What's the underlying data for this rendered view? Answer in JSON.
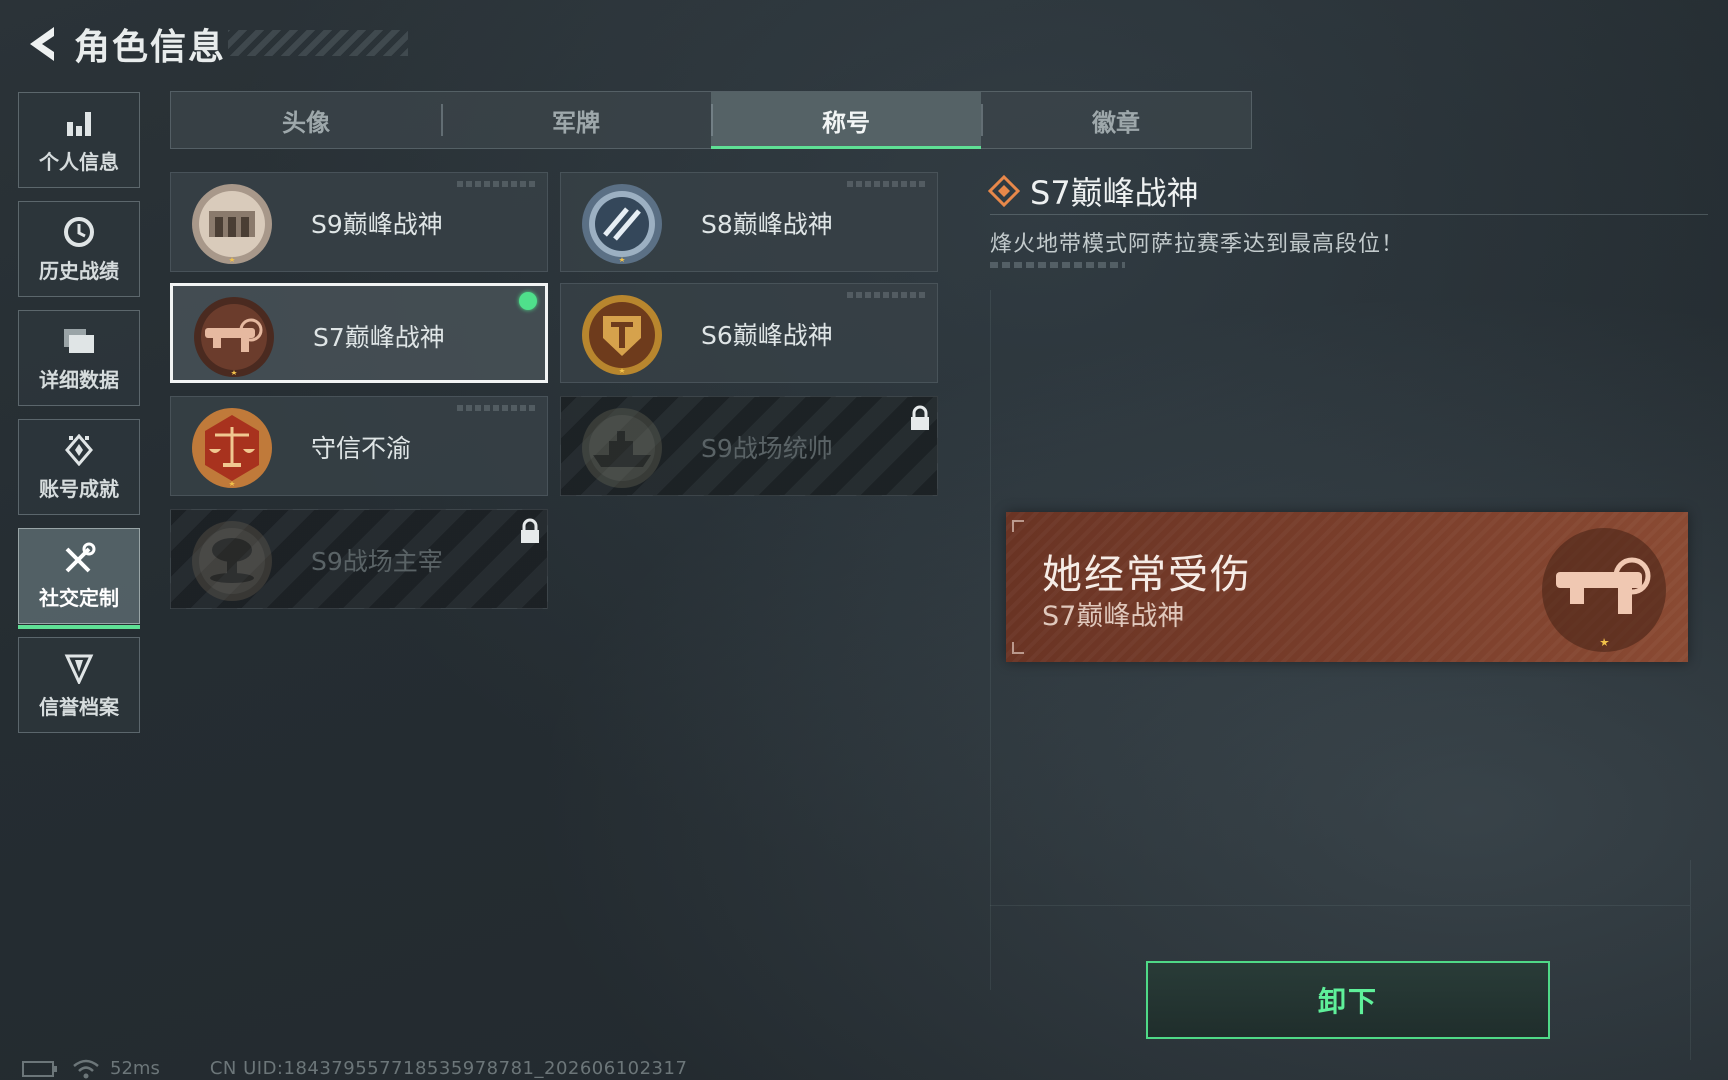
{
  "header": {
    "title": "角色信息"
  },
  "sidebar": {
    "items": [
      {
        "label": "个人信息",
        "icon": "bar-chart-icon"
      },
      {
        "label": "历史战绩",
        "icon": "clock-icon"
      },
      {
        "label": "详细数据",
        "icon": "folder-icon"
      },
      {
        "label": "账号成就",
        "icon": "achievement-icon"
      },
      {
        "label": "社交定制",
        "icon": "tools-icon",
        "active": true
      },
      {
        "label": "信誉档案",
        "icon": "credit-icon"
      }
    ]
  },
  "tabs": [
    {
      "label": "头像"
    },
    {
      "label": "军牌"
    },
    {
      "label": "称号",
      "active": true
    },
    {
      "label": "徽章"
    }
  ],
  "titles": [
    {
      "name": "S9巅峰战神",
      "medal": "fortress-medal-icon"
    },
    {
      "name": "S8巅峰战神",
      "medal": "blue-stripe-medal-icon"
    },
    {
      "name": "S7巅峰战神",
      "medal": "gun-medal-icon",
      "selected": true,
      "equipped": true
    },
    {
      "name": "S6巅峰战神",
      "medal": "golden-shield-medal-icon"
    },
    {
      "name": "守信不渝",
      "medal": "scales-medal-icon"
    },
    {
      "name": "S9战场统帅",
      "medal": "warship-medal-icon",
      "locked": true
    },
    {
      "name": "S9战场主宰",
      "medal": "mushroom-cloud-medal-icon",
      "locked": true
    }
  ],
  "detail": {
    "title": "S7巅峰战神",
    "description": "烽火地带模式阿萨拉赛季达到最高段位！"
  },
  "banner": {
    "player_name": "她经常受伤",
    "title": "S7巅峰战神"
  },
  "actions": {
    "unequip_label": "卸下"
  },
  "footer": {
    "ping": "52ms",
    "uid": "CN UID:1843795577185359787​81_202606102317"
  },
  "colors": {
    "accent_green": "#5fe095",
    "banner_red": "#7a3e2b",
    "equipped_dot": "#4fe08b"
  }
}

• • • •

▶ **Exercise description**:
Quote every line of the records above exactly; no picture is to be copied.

▶ **Task response**:
What's the underlying data for this rendered view? Answer in JSON.
{
  "header": {
    "title": "角色信息"
  },
  "sidebar": {
    "items": [
      {
        "label": "个人信息",
        "icon": "bar-chart-icon"
      },
      {
        "label": "历史战绩",
        "icon": "clock-icon"
      },
      {
        "label": "详细数据",
        "icon": "folder-icon"
      },
      {
        "label": "账号成就",
        "icon": "achievement-icon"
      },
      {
        "label": "社交定制",
        "icon": "tools-icon",
        "active": true
      },
      {
        "label": "信誉档案",
        "icon": "credit-icon"
      }
    ]
  },
  "tabs": [
    {
      "label": "头像"
    },
    {
      "label": "军牌"
    },
    {
      "label": "称号",
      "active": true
    },
    {
      "label": "徽章"
    }
  ],
  "titles": [
    {
      "name": "S9巅峰战神",
      "medal": "fortress-medal-icon"
    },
    {
      "name": "S8巅峰战神",
      "medal": "blue-stripe-medal-icon"
    },
    {
      "name": "S7巅峰战神",
      "medal": "gun-medal-icon",
      "selected": true,
      "equipped": true
    },
    {
      "name": "S6巅峰战神",
      "medal": "golden-shield-medal-icon"
    },
    {
      "name": "守信不渝",
      "medal": "scales-medal-icon"
    },
    {
      "name": "S9战场统帅",
      "medal": "warship-medal-icon",
      "locked": true
    },
    {
      "name": "S9战场主宰",
      "medal": "mushroom-cloud-medal-icon",
      "locked": true
    }
  ],
  "detail": {
    "title": "S7巅峰战神",
    "description": "烽火地带模式阿萨拉赛季达到最高段位！"
  },
  "banner": {
    "player_name": "她经常受伤",
    "title": "S7巅峰战神"
  },
  "actions": {
    "unequip_label": "卸下"
  },
  "footer": {
    "ping": "52ms",
    "uid": "CN UID:1843795577185359787​81_202606102317"
  },
  "colors": {
    "accent_green": "#5fe095",
    "banner_red": "#7a3e2b",
    "equipped_dot": "#4fe08b"
  }
}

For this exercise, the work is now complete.